Really this could be whatever students want to make of it, but between Google Tourbuilder, Go Pangea, and social media, there is a great big world to discover and a respect to gain for those around us. 

Here are some possible daily activities for each week:

Day One: Food
Find and cook at least one recipe from the country of focus

Day Two: Language
What language is predominantly spoken in this country? Can you find out why? Challenge your family to learn at least 3 words or phrases from the focus country (e.g., greetings, “thank you”, “My name is…”, food, numbers, etc.) 

Day Three: Customs
Discover at least one unique custom from this country. Why is this a custom? What makes it special? What is the history of this custom? 

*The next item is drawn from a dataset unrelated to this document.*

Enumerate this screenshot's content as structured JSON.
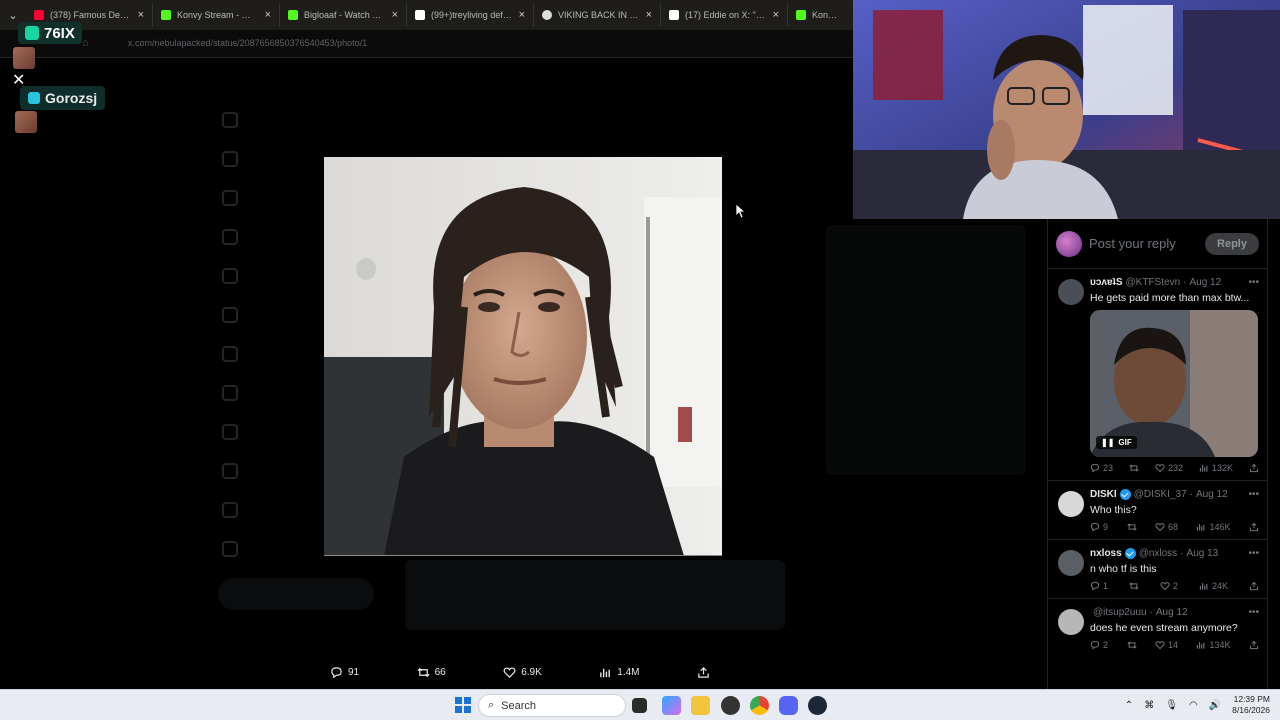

Day Four: Learning
What does learning look like in this country? What does a day in the life of a student of your age look like? Are students outside? Inside? Do they have traditional desks, flexible seating, online learning? 

Day Five: Transportation/Housing/Economy/Government/History
What does life look like? How do urban/rural students get around? What is the structure of the country’s government? How is it similar/different from yours? Who are the changemakers/mathematicians/scientists from this country? What made them influential? 

Create a TV Cooking Show

from Rhonda Hill, PBLWorks Director of District and School Leadership

Pretend that you and your kids are on a cooking show! Have them consider the groceries available/food at hand. Have a conversation about what constitutes a healthy/well balanced meal. Identify the ingredients that you have to use for dinners for the week and ask them to help you come up with new, easy, on-a-budget creations.

Assign roles if you have multiple kiddos. Everyone can play a part! You could take it even a step further and ask your kids to write a script. They can watch a cooking show or two (if accessible) or, review recipes in a cookbook to serve as a model for the kinds of things they should put in their own script. Then, lights, camera, action! Have your kids take on the role of “host” to actually film the dinner making process. You can use iMovie on your cell phone, if you have access to that.

From cooking to serving and enjoying the meal, this project is a great way to get the family engaged in the act of preparing and sharing a meal. If you want to take it a step further, think about who the authentic audience could be. Could they send the video to other people in your family to help bolster creative ideas for “stuck at home” menu planning? Could you do this a few times over the next couple of weeks to then have a video “cookbook” of sorts with your kiddos as curators and chefs? Start up a (virtual) conversation with others who try the recipes to get their feedback on how it turned out.

John is an education consultant and writer. He was the editor in chief at PBLWorks for many years.